News Americas, BRONX, NY, Tues. Nov. 10, 2015: Harking back to Diwali during childhood days in Guyana, one recalls a celebration that was about fostering community, camaraderie and caring relationships.
These interactions were intertwined into the celebration of the messages and the lessons, of which the overriding one was the triumph of good over evil, as symbolized by Rama’s destruction of Ravan.
For us, reflecting beyond this was never entertained, as the beauty of life was its simplicity and genuineness. Many moons later, here in New York City, I have come to the place where I now know that the story of Rama is mythology with a message and that good does not always triumph over evil even when God’s name is invoked by the most devout.
After all such triumph has to be located within karmic confines, but that is an issue for another time. Please note also that every religion comprises three components – rituals, mythology and philosophy, also referred to as metaphysics. So yes mythology does have a place but it must be recognized for what it is and not become the central tenet of the religion.
In effect, the defining message of Deepavali cannot be the triumph of good over evil, especially given that the story itself is fictional, and not historical. But yes, aiming for good is always the better alternative because it leaves you guiltless, it enhances your aura and it does wonders for your karma.
And when good does triumph, the snowball effect positively impacts others. In the same manner, seeking light is always a sublime aspiration, whether it is knowledge dispelling ignorance; morality (ethical values such as integrity, truthfulness, honesty) positively impacting one’s behavior; or humanness (compassion, generosity, kindness, mercy, helpfulness) suffusing one’s ethos.
However, Deepavali is about imbibing and spreading light; in fact the symbol of light holds deep significance for Hindus in particular but humanity in general, and its role in overcoming darkness is manifold – education over ignorance, good over evil, caring compassion over heartlessness, forgiveness over the desire for revenge, understanding and empathy over judgementalism, the embrace of atomic oneness over the sewing of discord and divisions, a helping hand over a crablike mentality, suffusing joy over negativism and pessimism.
This defining message of Diwali has been emphasized by many. For example, the Sage of Kanchi, Chandrasekharendra Saraswathi stated: “The significance of Deepavali is the removal of darkness and ignorance from the mind and filling it with goodness.”

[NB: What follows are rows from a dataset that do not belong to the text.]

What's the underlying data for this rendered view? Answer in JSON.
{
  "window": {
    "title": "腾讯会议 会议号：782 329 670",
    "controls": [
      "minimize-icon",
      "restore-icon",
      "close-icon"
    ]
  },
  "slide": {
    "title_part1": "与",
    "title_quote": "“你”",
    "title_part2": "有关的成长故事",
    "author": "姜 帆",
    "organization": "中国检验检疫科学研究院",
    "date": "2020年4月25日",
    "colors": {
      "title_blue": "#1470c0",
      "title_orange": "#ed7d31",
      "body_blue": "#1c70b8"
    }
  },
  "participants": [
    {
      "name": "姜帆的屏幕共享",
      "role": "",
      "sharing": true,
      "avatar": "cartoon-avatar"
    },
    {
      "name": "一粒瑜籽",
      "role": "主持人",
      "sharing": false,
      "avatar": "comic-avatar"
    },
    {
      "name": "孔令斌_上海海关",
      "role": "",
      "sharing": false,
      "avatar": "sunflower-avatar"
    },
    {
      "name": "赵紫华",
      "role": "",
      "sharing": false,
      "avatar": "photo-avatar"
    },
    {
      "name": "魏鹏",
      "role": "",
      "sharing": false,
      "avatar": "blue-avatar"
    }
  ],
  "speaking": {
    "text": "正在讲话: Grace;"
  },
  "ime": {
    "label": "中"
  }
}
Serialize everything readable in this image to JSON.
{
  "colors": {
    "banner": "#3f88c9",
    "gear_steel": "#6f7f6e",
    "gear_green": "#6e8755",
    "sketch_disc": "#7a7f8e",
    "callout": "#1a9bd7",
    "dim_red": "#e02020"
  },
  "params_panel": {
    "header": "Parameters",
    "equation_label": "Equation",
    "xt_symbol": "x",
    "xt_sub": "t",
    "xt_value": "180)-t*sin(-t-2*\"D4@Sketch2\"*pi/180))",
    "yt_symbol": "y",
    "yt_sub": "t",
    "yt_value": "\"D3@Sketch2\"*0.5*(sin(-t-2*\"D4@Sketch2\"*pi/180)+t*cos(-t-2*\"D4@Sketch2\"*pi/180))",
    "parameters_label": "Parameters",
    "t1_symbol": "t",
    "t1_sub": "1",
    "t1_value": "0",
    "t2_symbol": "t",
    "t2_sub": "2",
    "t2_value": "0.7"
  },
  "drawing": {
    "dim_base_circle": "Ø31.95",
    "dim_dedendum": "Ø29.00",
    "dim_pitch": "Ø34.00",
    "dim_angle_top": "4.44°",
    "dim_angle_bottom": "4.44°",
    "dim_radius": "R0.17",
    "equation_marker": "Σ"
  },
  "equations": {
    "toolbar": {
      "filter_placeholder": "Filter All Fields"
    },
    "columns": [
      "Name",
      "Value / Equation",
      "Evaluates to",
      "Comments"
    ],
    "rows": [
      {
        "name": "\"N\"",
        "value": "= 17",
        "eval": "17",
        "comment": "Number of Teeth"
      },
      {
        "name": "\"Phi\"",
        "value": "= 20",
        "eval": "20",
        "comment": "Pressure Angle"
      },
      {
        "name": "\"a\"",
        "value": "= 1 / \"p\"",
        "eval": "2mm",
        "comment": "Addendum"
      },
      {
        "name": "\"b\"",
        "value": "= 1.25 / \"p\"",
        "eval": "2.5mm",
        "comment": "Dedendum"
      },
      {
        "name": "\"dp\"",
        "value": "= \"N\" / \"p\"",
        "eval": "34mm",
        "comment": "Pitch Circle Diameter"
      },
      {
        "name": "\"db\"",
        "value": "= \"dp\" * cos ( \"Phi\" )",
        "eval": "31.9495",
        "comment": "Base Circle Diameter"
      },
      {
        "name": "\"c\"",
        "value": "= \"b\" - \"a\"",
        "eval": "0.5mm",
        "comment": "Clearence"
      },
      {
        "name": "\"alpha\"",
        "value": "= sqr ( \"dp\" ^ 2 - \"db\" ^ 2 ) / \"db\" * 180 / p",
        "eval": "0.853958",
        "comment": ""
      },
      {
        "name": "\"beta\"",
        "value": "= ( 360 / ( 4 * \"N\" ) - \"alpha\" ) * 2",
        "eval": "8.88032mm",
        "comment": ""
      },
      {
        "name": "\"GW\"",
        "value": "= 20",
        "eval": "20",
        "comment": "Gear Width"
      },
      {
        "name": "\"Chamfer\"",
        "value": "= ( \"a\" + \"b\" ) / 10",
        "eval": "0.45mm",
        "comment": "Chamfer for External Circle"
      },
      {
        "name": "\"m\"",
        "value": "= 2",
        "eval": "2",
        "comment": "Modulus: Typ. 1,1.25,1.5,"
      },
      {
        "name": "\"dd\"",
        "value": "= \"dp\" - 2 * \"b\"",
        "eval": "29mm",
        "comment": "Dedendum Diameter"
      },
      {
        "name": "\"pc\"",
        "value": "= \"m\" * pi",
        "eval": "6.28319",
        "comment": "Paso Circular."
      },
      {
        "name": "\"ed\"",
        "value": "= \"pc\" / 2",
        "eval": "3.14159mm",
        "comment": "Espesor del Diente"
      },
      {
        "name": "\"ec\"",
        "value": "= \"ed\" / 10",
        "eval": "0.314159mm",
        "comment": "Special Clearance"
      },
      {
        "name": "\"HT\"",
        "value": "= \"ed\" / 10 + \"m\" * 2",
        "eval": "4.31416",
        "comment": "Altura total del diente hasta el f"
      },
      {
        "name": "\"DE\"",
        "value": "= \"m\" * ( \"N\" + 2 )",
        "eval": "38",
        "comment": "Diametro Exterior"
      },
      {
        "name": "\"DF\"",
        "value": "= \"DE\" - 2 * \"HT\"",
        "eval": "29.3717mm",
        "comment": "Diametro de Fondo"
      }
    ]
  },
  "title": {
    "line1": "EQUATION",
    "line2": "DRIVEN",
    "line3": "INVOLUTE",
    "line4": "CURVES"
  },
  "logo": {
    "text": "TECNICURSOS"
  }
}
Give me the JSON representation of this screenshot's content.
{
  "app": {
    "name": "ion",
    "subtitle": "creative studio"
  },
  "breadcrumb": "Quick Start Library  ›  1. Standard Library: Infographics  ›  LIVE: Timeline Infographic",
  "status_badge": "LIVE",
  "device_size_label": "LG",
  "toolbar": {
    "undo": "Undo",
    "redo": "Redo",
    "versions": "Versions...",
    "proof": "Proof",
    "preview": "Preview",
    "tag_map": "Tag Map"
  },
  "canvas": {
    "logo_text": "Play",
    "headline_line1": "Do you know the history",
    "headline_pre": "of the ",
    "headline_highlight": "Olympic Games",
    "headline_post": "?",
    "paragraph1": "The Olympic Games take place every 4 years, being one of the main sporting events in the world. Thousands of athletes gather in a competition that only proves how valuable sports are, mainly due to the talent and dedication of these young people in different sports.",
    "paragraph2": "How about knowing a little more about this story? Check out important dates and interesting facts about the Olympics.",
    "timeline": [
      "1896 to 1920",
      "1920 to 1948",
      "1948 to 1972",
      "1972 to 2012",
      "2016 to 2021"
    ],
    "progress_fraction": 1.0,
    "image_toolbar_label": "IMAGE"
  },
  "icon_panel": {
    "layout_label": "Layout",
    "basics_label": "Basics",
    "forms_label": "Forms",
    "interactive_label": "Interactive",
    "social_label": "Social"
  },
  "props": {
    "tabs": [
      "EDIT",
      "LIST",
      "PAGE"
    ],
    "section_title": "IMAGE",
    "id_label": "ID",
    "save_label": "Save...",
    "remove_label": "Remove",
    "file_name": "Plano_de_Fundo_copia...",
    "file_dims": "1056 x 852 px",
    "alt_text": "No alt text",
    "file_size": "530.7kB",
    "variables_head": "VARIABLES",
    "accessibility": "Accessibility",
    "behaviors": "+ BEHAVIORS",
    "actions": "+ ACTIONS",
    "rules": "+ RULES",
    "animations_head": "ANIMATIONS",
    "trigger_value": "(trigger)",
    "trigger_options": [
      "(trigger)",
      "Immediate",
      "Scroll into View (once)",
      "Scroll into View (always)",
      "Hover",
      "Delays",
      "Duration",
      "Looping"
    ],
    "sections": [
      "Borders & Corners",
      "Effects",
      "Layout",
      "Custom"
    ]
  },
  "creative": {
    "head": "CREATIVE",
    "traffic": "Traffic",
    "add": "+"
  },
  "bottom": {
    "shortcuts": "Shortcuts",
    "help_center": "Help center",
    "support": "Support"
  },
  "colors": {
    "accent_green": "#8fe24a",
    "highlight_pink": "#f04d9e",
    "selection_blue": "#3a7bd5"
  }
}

And Satguru Bodhinatha Veylanswam explained, “The inner significance of Diwali is that it is a joyful celebration of our spiritual qualities dominating our basic instincts, intellect and ego. Light is a universal symbol of spirituality. Thus bringing more light into our homes and therefore our lives symbolizes each of us becoming a more spiritual person.”
So how does one let light in? How does one emerge into the light? Actually, merely celebrating Diwali does not get one there; the acquisition and display of light is a continual and ongoing process. It begins with small acts such as helping an elderly or physically challenged person across the road or street; giving up one’s seat in public transportation to an elderly person or a pregnant woman; offering encouragement and/or bringing a smile to someone who’s feeling down or listening with empathy to others as they unburden. With time and the shaping of characters, the searcher progresses to the point where sharing is caring imbues the spirit and giving of oneself toward the empowerment of others and the upliftment of society. In effect, walking the talk of seeking light must become second nature.
Thus my wish to my Hindu brothers and sisters everywhere, is that as the 1920 Harry Dixon Loes children’s gospel song says: ‘This little light of mine, I’m gonna make it shine.’ Indeed may this Diwali be one of ever encircling light in an ever-expanding world of brotherhood and humanity.
And may the flames of your light become embers illuminating the path towards a life of seva with its attendant soulful satisfaction, serenity and harmony.
EDITOR’S NOTE: Annan Boodram is founder of The Caribbean Voice and is ardently putting the spotlight on suicide in Guyana. For more join the conversationatwww.facebook.com/groups/suicideepidemic/ or CHECK out the group’s YouTube page.